* [Recorded data]:

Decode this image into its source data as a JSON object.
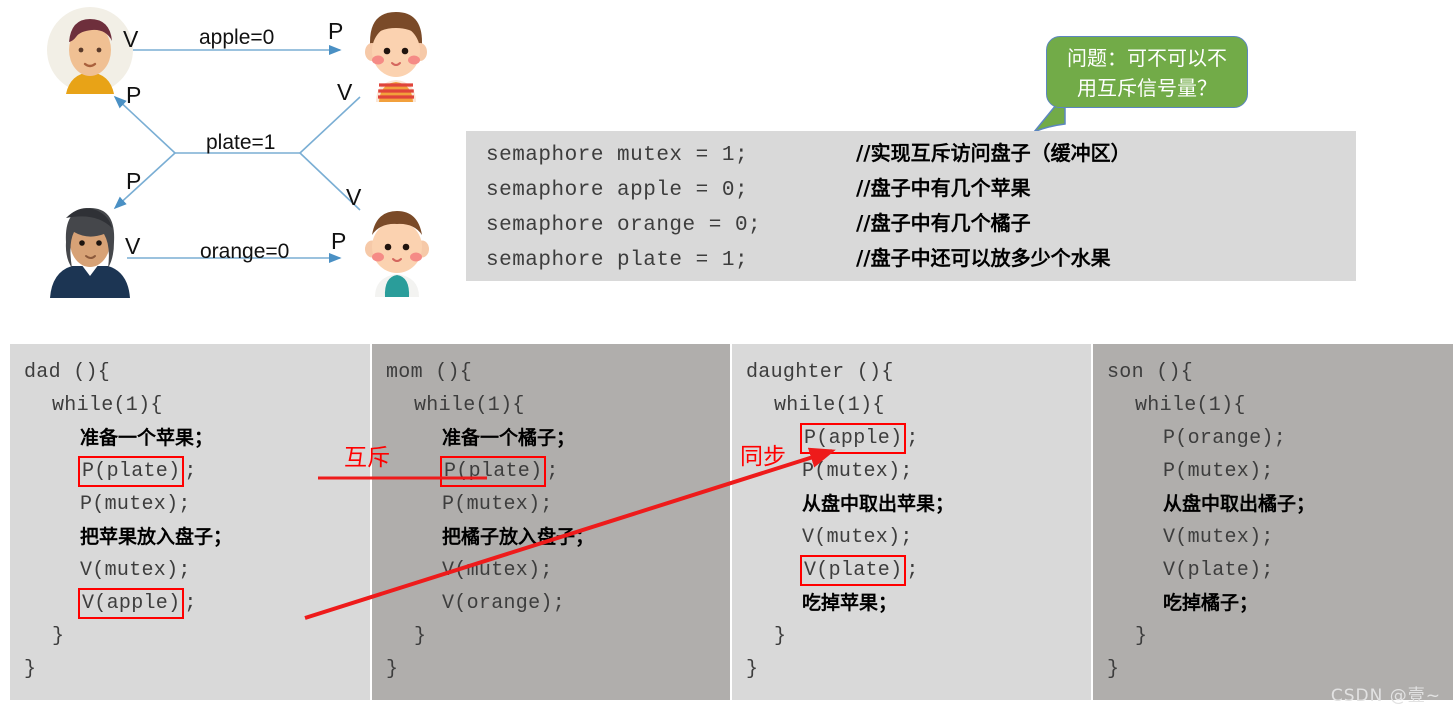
{
  "diagram": {
    "edges": [
      {
        "id": "apple",
        "label": "apple=0",
        "from_op": "V",
        "to_op": "P"
      },
      {
        "id": "plate",
        "label": "plate=1",
        "from_op": "P",
        "to_op": "V"
      },
      {
        "id": "orange",
        "label": "orange=0",
        "from_op": "V",
        "to_op": "P"
      }
    ],
    "op_labels": {
      "dad_v": "V",
      "daughter_p": "P",
      "daughter_v": "V",
      "dad_p": "P",
      "mom_p": "P",
      "son_v": "V",
      "mom_v": "V",
      "son_p": "P"
    },
    "actors": [
      {
        "id": "dad",
        "icon": "man-avatar-icon"
      },
      {
        "id": "daughter",
        "icon": "girl-avatar-icon"
      },
      {
        "id": "mom",
        "icon": "woman-avatar-icon"
      },
      {
        "id": "son",
        "icon": "boy-avatar-icon"
      }
    ]
  },
  "callout": {
    "line1": "问题：可不可以不",
    "line2": "用互斥信号量？",
    "bg_color": "#72ab48",
    "border_color": "#5c86c0"
  },
  "semaphores": [
    {
      "code": "semaphore mutex = 1;",
      "comment": "//实现互斥访问盘子（缓冲区）"
    },
    {
      "code": "semaphore apple = 0;",
      "comment": "//盘子中有几个苹果"
    },
    {
      "code": "semaphore orange = 0;",
      "comment": "//盘子中有几个橘子"
    },
    {
      "code": "semaphore plate = 1;",
      "comment": "//盘子中还可以放多少个水果"
    }
  ],
  "processes": [
    {
      "id": "dad",
      "shade": "light",
      "lines": [
        {
          "indent": 0,
          "text": "dad (){",
          "cn": false,
          "boxed": false
        },
        {
          "indent": 1,
          "text": "while(1){",
          "cn": false,
          "boxed": false
        },
        {
          "indent": 2,
          "text": "准备一个苹果；",
          "cn": true,
          "boxed": false
        },
        {
          "indent": 2,
          "text": "P(plate)",
          "cn": false,
          "boxed": true,
          "tail": ";"
        },
        {
          "indent": 2,
          "text": "P(mutex);",
          "cn": false,
          "boxed": false
        },
        {
          "indent": 2,
          "text": "把苹果放入盘子；",
          "cn": true,
          "boxed": false
        },
        {
          "indent": 2,
          "text": "V(mutex);",
          "cn": false,
          "boxed": false
        },
        {
          "indent": 2,
          "text": "V(apple)",
          "cn": false,
          "boxed": true,
          "tail": ";"
        },
        {
          "indent": 1,
          "text": "}",
          "cn": false,
          "boxed": false
        },
        {
          "indent": 0,
          "text": "}",
          "cn": false,
          "boxed": false
        }
      ]
    },
    {
      "id": "mom",
      "shade": "dark",
      "lines": [
        {
          "indent": 0,
          "text": "mom (){",
          "cn": false,
          "boxed": false
        },
        {
          "indent": 1,
          "text": "while(1){",
          "cn": false,
          "boxed": false
        },
        {
          "indent": 2,
          "text": "准备一个橘子；",
          "cn": true,
          "boxed": false
        },
        {
          "indent": 2,
          "text": "P(plate)",
          "cn": false,
          "boxed": true,
          "tail": ";"
        },
        {
          "indent": 2,
          "text": "P(mutex);",
          "cn": false,
          "boxed": false
        },
        {
          "indent": 2,
          "text": "把橘子放入盘子；",
          "cn": true,
          "boxed": false
        },
        {
          "indent": 2,
          "text": "V(mutex);",
          "cn": false,
          "boxed": false
        },
        {
          "indent": 2,
          "text": "V(orange);",
          "cn": false,
          "boxed": false
        },
        {
          "indent": 1,
          "text": "}",
          "cn": false,
          "boxed": false
        },
        {
          "indent": 0,
          "text": "}",
          "cn": false,
          "boxed": false
        }
      ]
    },
    {
      "id": "daughter",
      "shade": "light",
      "lines": [
        {
          "indent": 0,
          "text": "daughter (){",
          "cn": false,
          "boxed": false
        },
        {
          "indent": 1,
          "text": "while(1){",
          "cn": false,
          "boxed": false
        },
        {
          "indent": 2,
          "text": "P(apple)",
          "cn": false,
          "boxed": true,
          "tail": ";"
        },
        {
          "indent": 2,
          "text": "P(mutex);",
          "cn": false,
          "boxed": false
        },
        {
          "indent": 2,
          "text": "从盘中取出苹果；",
          "cn": true,
          "boxed": false
        },
        {
          "indent": 2,
          "text": "V(mutex);",
          "cn": false,
          "boxed": false
        },
        {
          "indent": 2,
          "text": "V(plate)",
          "cn": false,
          "boxed": true,
          "tail": ";"
        },
        {
          "indent": 2,
          "text": "吃掉苹果；",
          "cn": true,
          "boxed": false
        },
        {
          "indent": 1,
          "text": "}",
          "cn": false,
          "boxed": false
        },
        {
          "indent": 0,
          "text": "}",
          "cn": false,
          "boxed": false
        }
      ]
    },
    {
      "id": "son",
      "shade": "dark",
      "lines": [
        {
          "indent": 0,
          "text": "son (){",
          "cn": false,
          "boxed": false
        },
        {
          "indent": 1,
          "text": "while(1){",
          "cn": false,
          "boxed": false
        },
        {
          "indent": 2,
          "text": "P(orange);",
          "cn": false,
          "boxed": false
        },
        {
          "indent": 2,
          "text": "P(mutex);",
          "cn": false,
          "boxed": false
        },
        {
          "indent": 2,
          "text": "从盘中取出橘子；",
          "cn": true,
          "boxed": false
        },
        {
          "indent": 2,
          "text": "V(mutex);",
          "cn": false,
          "boxed": false
        },
        {
          "indent": 2,
          "text": "V(plate);",
          "cn": false,
          "boxed": false
        },
        {
          "indent": 2,
          "text": "吃掉橘子；",
          "cn": true,
          "boxed": false
        },
        {
          "indent": 1,
          "text": "}",
          "cn": false,
          "boxed": false
        },
        {
          "indent": 0,
          "text": "}",
          "cn": false,
          "boxed": false
        }
      ]
    }
  ],
  "annotations": [
    {
      "id": "mutual-exclusion",
      "label": "互斥",
      "color": "#ff0000"
    },
    {
      "id": "synchronization",
      "label": "同步",
      "color": "#ff0000"
    }
  ],
  "watermark": "CSDN @壹~"
}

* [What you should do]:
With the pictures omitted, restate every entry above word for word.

* [Result for this task]:
Decode this image into its source data as a JSON object.
{
  "diagram": {
    "edges": [
      {
        "id": "apple",
        "label": "apple=0",
        "from_op": "V",
        "to_op": "P"
      },
      {
        "id": "plate",
        "label": "plate=1",
        "from_op": "P",
        "to_op": "V"
      },
      {
        "id": "orange",
        "label": "orange=0",
        "from_op": "V",
        "to_op": "P"
      }
    ],
    "op_labels": {
      "dad_v": "V",
      "daughter_p": "P",
      "daughter_v": "V",
      "dad_p": "P",
      "mom_p": "P",
      "son_v": "V",
      "mom_v": "V",
      "son_p": "P"
    },
    "actors": [
      {
        "id": "dad",
        "icon": "man-avatar-icon"
      },
      {
        "id": "daughter",
        "icon": "girl-avatar-icon"
      },
      {
        "id": "mom",
        "icon": "woman-avatar-icon"
      },
      {
        "id": "son",
        "icon": "boy-avatar-icon"
      }
    ]
  },
  "callout": {
    "line1": "问题：可不可以不",
    "line2": "用互斥信号量？",
    "bg_color": "#72ab48",
    "border_color": "#5c86c0"
  },
  "semaphores": [
    {
      "code": "semaphore mutex = 1;",
      "comment": "//实现互斥访问盘子（缓冲区）"
    },
    {
      "code": "semaphore apple = 0;",
      "comment": "//盘子中有几个苹果"
    },
    {
      "code": "semaphore orange = 0;",
      "comment": "//盘子中有几个橘子"
    },
    {
      "code": "semaphore plate = 1;",
      "comment": "//盘子中还可以放多少个水果"
    }
  ],
  "processes": [
    {
      "id": "dad",
      "shade": "light",
      "lines": [
        {
          "indent": 0,
          "text": "dad (){",
          "cn": false,
          "boxed": false
        },
        {
          "indent": 1,
          "text": "while(1){",
          "cn": false,
          "boxed": false
        },
        {
          "indent": 2,
          "text": "准备一个苹果；",
          "cn": true,
          "boxed": false
        },
        {
          "indent": 2,
          "text": "P(plate)",
          "cn": false,
          "boxed": true,
          "tail": ";"
        },
        {
          "indent": 2,
          "text": "P(mutex);",
          "cn": false,
          "boxed": false
        },
        {
          "indent": 2,
          "text": "把苹果放入盘子；",
          "cn": true,
          "boxed": false
        },
        {
          "indent": 2,
          "text": "V(mutex);",
          "cn": false,
          "boxed": false
        },
        {
          "indent": 2,
          "text": "V(apple)",
          "cn": false,
          "boxed": true,
          "tail": ";"
        },
        {
          "indent": 1,
          "text": "}",
          "cn": false,
          "boxed": false
        },
        {
          "indent": 0,
          "text": "}",
          "cn": false,
          "boxed": false
        }
      ]
    },
    {
      "id": "mom",
      "shade": "dark",
      "lines": [
        {
          "indent": 0,
          "text": "mom (){",
          "cn": false,
          "boxed": false
        },
        {
          "indent": 1,
          "text": "while(1){",
          "cn": false,
          "boxed": false
        },
        {
          "indent": 2,
          "text": "准备一个橘子；",
          "cn": true,
          "boxed": false
        },
        {
          "indent": 2,
          "text": "P(plate)",
          "cn": false,
          "boxed": true,
          "tail": ";"
        },
        {
          "indent": 2,
          "text": "P(mutex);",
          "cn": false,
          "boxed": false
        },
        {
          "indent": 2,
          "text": "把橘子放入盘子；",
          "cn": true,
          "boxed": false
        },
        {
          "indent": 2,
          "text": "V(mutex);",
          "cn": false,
          "boxed": false
        },
        {
          "indent": 2,
          "text": "V(orange);",
          "cn": false,
          "boxed": false
        },
        {
          "indent": 1,
          "text": "}",
          "cn": false,
          "boxed": false
        },
        {
          "indent": 0,
          "text": "}",
          "cn": false,
          "boxed": false
        }
      ]
    },
    {
      "id": "daughter",
      "shade": "light",
      "lines": [
        {
          "indent": 0,
          "text": "daughter (){",
          "cn": false,
          "boxed": false
        },
        {
          "indent": 1,
          "text": "while(1){",
          "cn": false,
          "boxed": false
        },
        {
          "indent": 2,
          "text": "P(apple)",
          "cn": false,
          "boxed": true,
          "tail": ";"
        },
        {
          "indent": 2,
          "text": "P(mutex);",
          "cn": false,
          "boxed": false
        },
        {
          "indent": 2,
          "text": "从盘中取出苹果；",
          "cn": true,
          "boxed": false
        },
        {
          "indent": 2,
          "text": "V(mutex);",
          "cn": false,
          "boxed": false
        },
        {
          "indent": 2,
          "text": "V(plate)",
          "cn": false,
          "boxed": true,
          "tail": ";"
        },
        {
          "indent": 2,
          "text": "吃掉苹果；",
          "cn": true,
          "boxed": false
        },
        {
          "indent": 1,
          "text": "}",
          "cn": false,
          "boxed": false
        },
        {
          "indent": 0,
          "text": "}",
          "cn": false,
          "boxed": false
        }
      ]
    },
    {
      "id": "son",
      "shade": "dark",
      "lines": [
        {
          "indent": 0,
          "text": "son (){",
          "cn": false,
          "boxed": false
        },
        {
          "indent": 1,
          "text": "while(1){",
          "cn": false,
          "boxed": false
        },
        {
          "indent": 2,
          "text": "P(orange);",
          "cn": false,
          "boxed": false
        },
        {
          "indent": 2,
          "text": "P(mutex);",
          "cn": false,
          "boxed": false
        },
        {
          "indent": 2,
          "text": "从盘中取出橘子；",
          "cn": true,
          "boxed": false
        },
        {
          "indent": 2,
          "text": "V(mutex);",
          "cn": false,
          "boxed": false
        },
        {
          "indent": 2,
          "text": "V(plate);",
          "cn": false,
          "boxed": false
        },
        {
          "indent": 2,
          "text": "吃掉橘子；",
          "cn": true,
          "boxed": false
        },
        {
          "indent": 1,
          "text": "}",
          "cn": false,
          "boxed": false
        },
        {
          "indent": 0,
          "text": "}",
          "cn": false,
          "boxed": false
        }
      ]
    }
  ],
  "annotations": [
    {
      "id": "mutual-exclusion",
      "label": "互斥",
      "color": "#ff0000"
    },
    {
      "id": "synchronization",
      "label": "同步",
      "color": "#ff0000"
    }
  ],
  "watermark": "CSDN @壹~"
}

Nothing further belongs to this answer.